EXERCISE AIM.
Repeat each of these records exactly.
-------- RECORDS FOR THE TASK
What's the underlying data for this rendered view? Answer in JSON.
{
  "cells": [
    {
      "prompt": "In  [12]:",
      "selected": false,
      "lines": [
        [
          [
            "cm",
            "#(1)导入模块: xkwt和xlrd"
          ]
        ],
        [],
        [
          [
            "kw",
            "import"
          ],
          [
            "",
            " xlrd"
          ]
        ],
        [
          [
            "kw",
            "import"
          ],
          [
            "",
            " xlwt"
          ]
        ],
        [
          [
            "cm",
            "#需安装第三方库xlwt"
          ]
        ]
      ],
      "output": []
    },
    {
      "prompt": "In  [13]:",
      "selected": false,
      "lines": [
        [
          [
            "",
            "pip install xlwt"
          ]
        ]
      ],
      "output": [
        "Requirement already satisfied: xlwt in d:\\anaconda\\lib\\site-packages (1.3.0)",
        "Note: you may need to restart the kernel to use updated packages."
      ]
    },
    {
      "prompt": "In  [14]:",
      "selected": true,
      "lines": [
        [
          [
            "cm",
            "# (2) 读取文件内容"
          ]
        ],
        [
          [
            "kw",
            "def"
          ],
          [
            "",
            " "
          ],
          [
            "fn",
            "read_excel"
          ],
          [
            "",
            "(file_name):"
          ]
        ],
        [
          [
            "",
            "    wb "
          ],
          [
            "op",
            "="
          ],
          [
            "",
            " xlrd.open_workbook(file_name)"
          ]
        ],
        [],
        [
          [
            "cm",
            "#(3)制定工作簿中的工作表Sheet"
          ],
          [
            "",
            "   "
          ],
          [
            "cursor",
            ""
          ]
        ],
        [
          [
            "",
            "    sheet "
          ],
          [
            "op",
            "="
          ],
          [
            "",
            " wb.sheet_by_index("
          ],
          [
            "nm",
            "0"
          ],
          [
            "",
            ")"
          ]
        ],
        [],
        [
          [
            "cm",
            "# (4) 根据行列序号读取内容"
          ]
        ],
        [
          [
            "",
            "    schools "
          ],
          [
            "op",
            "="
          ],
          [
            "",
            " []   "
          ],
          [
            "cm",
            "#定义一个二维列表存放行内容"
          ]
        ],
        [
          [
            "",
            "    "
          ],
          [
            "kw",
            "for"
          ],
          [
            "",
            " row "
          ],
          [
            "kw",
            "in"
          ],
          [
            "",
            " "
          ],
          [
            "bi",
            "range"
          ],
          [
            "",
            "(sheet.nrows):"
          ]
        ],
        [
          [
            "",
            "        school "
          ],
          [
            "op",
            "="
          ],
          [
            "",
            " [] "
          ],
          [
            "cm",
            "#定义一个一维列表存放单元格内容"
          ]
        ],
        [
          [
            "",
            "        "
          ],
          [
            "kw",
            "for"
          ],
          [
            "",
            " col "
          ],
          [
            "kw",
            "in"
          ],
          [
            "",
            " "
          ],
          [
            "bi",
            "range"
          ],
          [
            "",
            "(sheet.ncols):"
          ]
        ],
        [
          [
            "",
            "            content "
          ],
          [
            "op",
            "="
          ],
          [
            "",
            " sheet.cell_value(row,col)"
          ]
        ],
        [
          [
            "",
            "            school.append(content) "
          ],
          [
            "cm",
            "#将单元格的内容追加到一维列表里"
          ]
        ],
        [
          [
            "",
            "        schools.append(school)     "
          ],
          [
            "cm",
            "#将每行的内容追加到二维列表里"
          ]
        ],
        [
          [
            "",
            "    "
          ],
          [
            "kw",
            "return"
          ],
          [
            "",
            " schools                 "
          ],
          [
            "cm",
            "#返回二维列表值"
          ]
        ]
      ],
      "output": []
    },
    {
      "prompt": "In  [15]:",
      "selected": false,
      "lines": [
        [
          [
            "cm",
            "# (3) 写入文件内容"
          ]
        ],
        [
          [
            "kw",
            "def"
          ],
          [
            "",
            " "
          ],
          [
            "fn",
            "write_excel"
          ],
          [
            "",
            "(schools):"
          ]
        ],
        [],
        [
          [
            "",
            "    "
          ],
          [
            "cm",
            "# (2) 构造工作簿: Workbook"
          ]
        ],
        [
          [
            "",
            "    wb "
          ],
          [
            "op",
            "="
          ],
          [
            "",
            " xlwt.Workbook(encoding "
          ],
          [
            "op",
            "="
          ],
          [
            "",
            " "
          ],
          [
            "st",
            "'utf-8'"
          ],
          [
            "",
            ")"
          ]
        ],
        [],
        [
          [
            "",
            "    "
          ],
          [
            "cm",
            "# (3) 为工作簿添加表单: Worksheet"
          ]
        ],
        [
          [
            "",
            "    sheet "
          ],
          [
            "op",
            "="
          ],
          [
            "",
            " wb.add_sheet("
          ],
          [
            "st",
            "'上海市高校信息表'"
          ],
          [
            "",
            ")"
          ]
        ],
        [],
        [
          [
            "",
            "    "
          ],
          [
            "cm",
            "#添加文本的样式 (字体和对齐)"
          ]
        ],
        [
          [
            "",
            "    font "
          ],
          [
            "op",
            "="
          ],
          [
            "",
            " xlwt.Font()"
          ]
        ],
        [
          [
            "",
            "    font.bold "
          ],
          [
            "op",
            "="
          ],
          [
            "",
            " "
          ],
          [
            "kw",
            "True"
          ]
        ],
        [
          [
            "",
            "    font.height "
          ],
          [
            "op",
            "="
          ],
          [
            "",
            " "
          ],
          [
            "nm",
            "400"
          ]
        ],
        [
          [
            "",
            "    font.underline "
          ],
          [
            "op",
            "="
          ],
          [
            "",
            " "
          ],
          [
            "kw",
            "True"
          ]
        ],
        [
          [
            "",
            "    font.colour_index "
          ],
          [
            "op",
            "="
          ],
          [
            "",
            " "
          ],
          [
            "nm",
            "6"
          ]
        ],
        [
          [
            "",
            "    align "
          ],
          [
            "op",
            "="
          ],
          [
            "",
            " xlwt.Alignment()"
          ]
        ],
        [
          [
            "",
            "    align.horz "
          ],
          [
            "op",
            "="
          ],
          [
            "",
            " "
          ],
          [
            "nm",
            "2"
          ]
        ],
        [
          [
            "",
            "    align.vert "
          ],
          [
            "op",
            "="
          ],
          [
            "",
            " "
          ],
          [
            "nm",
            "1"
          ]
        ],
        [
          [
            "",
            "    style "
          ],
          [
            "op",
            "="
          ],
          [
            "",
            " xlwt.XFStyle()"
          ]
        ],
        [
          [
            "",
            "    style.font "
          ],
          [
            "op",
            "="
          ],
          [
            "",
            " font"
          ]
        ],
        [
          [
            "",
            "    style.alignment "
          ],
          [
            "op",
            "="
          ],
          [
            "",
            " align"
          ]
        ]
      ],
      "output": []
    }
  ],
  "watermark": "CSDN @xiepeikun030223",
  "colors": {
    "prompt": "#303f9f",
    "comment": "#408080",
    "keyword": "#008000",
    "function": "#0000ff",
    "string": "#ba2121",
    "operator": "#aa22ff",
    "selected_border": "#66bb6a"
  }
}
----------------
OUTPUT FOR THIS EXERCISE.
What's the underlying data for this rendered view? Answer in JSON.
{
  "cells": [
    {
      "prompt": "In  [12]:",
      "selected": false,
      "lines": [
        [
          [
            "cm",
            "#(1)导入模块: xkwt和xlrd"
          ]
        ],
        [],
        [
          [
            "kw",
            "import"
          ],
          [
            "",
            " xlrd"
          ]
        ],
        [
          [
            "kw",
            "import"
          ],
          [
            "",
            " xlwt"
          ]
        ],
        [
          [
            "cm",
            "#需安装第三方库xlwt"
          ]
        ]
      ],
      "output": []
    },
    {
      "prompt": "In  [13]:",
      "selected": false,
      "lines": [
        [
          [
            "",
            "pip install xlwt"
          ]
        ]
      ],
      "output": [
        "Requirement already satisfied: xlwt in d:\\anaconda\\lib\\site-packages (1.3.0)",
        "Note: you may need to restart the kernel to use updated packages."
      ]
    },
    {
      "prompt": "In  [14]:",
      "selected": true,
      "lines": [
        [
          [
            "cm",
            "# (2) 读取文件内容"
          ]
        ],
        [
          [
            "kw",
            "def"
          ],
          [
            "",
            " "
          ],
          [
            "fn",
            "read_excel"
          ],
          [
            "",
            "(file_name):"
          ]
        ],
        [
          [
            "",
            "    wb "
          ],
          [
            "op",
            "="
          ],
          [
            "",
            " xlrd.open_workbook(file_name)"
          ]
        ],
        [],
        [
          [
            "cm",
            "#(3)制定工作簿中的工作表Sheet"
          ],
          [
            "",
            "   "
          ],
          [
            "cursor",
            ""
          ]
        ],
        [
          [
            "",
            "    sheet "
          ],
          [
            "op",
            "="
          ],
          [
            "",
            " wb.sheet_by_index("
          ],
          [
            "nm",
            "0"
          ],
          [
            "",
            ")"
          ]
        ],
        [],
        [
          [
            "cm",
            "# (4) 根据行列序号读取内容"
          ]
        ],
        [
          [
            "",
            "    schools "
          ],
          [
            "op",
            "="
          ],
          [
            "",
            " []   "
          ],
          [
            "cm",
            "#定义一个二维列表存放行内容"
          ]
        ],
        [
          [
            "",
            "    "
          ],
          [
            "kw",
            "for"
          ],
          [
            "",
            " row "
          ],
          [
            "kw",
            "in"
          ],
          [
            "",
            " "
          ],
          [
            "bi",
            "range"
          ],
          [
            "",
            "(sheet.nrows):"
          ]
        ],
        [
          [
            "",
            "        school "
          ],
          [
            "op",
            "="
          ],
          [
            "",
            " [] "
          ],
          [
            "cm",
            "#定义一个一维列表存放单元格内容"
          ]
        ],
        [
          [
            "",
            "        "
          ],
          [
            "kw",
            "for"
          ],
          [
            "",
            " col "
          ],
          [
            "kw",
            "in"
          ],
          [
            "",
            " "
          ],
          [
            "bi",
            "range"
          ],
          [
            "",
            "(sheet.ncols):"
          ]
        ],
        [
          [
            "",
            "            content "
          ],
          [
            "op",
            "="
          ],
          [
            "",
            " sheet.cell_value(row,col)"
          ]
        ],
        [
          [
            "",
            "            school.append(content) "
          ],
          [
            "cm",
            "#将单元格的内容追加到一维列表里"
          ]
        ],
        [
          [
            "",
            "        schools.append(school)     "
          ],
          [
            "cm",
            "#将每行的内容追加到二维列表里"
          ]
        ],
        [
          [
            "",
            "    "
          ],
          [
            "kw",
            "return"
          ],
          [
            "",
            " schools                 "
          ],
          [
            "cm",
            "#返回二维列表值"
          ]
        ]
      ],
      "output": []
    },
    {
      "prompt": "In  [15]:",
      "selected": false,
      "lines": [
        [
          [
            "cm",
            "# (3) 写入文件内容"
          ]
        ],
        [
          [
            "kw",
            "def"
          ],
          [
            "",
            " "
          ],
          [
            "fn",
            "write_excel"
          ],
          [
            "",
            "(schools):"
          ]
        ],
        [],
        [
          [
            "",
            "    "
          ],
          [
            "cm",
            "# (2) 构造工作簿: Workbook"
          ]
        ],
        [
          [
            "",
            "    wb "
          ],
          [
            "op",
            "="
          ],
          [
            "",
            " xlwt.Workbook(encoding "
          ],
          [
            "op",
            "="
          ],
          [
            "",
            " "
          ],
          [
            "st",
            "'utf-8'"
          ],
          [
            "",
            ")"
          ]
        ],
        [],
        [
          [
            "",
            "    "
          ],
          [
            "cm",
            "# (3) 为工作簿添加表单: Worksheet"
          ]
        ],
        [
          [
            "",
            "    sheet "
          ],
          [
            "op",
            "="
          ],
          [
            "",
            " wb.add_sheet("
          ],
          [
            "st",
            "'上海市高校信息表'"
          ],
          [
            "",
            ")"
          ]
        ],
        [],
        [
          [
            "",
            "    "
          ],
          [
            "cm",
            "#添加文本的样式 (字体和对齐)"
          ]
        ],
        [
          [
            "",
            "    font "
          ],
          [
            "op",
            "="
          ],
          [
            "",
            " xlwt.Font()"
          ]
        ],
        [
          [
            "",
            "    font.bold "
          ],
          [
            "op",
            "="
          ],
          [
            "",
            " "
          ],
          [
            "kw",
            "True"
          ]
        ],
        [
          [
            "",
            "    font.height "
          ],
          [
            "op",
            "="
          ],
          [
            "",
            " "
          ],
          [
            "nm",
            "400"
          ]
        ],
        [
          [
            "",
            "    font.underline "
          ],
          [
            "op",
            "="
          ],
          [
            "",
            " "
          ],
          [
            "kw",
            "True"
          ]
        ],
        [
          [
            "",
            "    font.colour_index "
          ],
          [
            "op",
            "="
          ],
          [
            "",
            " "
          ],
          [
            "nm",
            "6"
          ]
        ],
        [
          [
            "",
            "    align "
          ],
          [
            "op",
            "="
          ],
          [
            "",
            " xlwt.Alignment()"
          ]
        ],
        [
          [
            "",
            "    align.horz "
          ],
          [
            "op",
            "="
          ],
          [
            "",
            " "
          ],
          [
            "nm",
            "2"
          ]
        ],
        [
          [
            "",
            "    align.vert "
          ],
          [
            "op",
            "="
          ],
          [
            "",
            " "
          ],
          [
            "nm",
            "1"
          ]
        ],
        [
          [
            "",
            "    style "
          ],
          [
            "op",
            "="
          ],
          [
            "",
            " xlwt.XFStyle()"
          ]
        ],
        [
          [
            "",
            "    style.font "
          ],
          [
            "op",
            "="
          ],
          [
            "",
            " font"
          ]
        ],
        [
          [
            "",
            "    style.alignment "
          ],
          [
            "op",
            "="
          ],
          [
            "",
            " align"
          ]
        ]
      ],
      "output": []
    }
  ],
  "watermark": "CSDN @xiepeikun030223",
  "colors": {
    "prompt": "#303f9f",
    "comment": "#408080",
    "keyword": "#008000",
    "function": "#0000ff",
    "string": "#ba2121",
    "operator": "#aa22ff",
    "selected_border": "#66bb6a"
  }
}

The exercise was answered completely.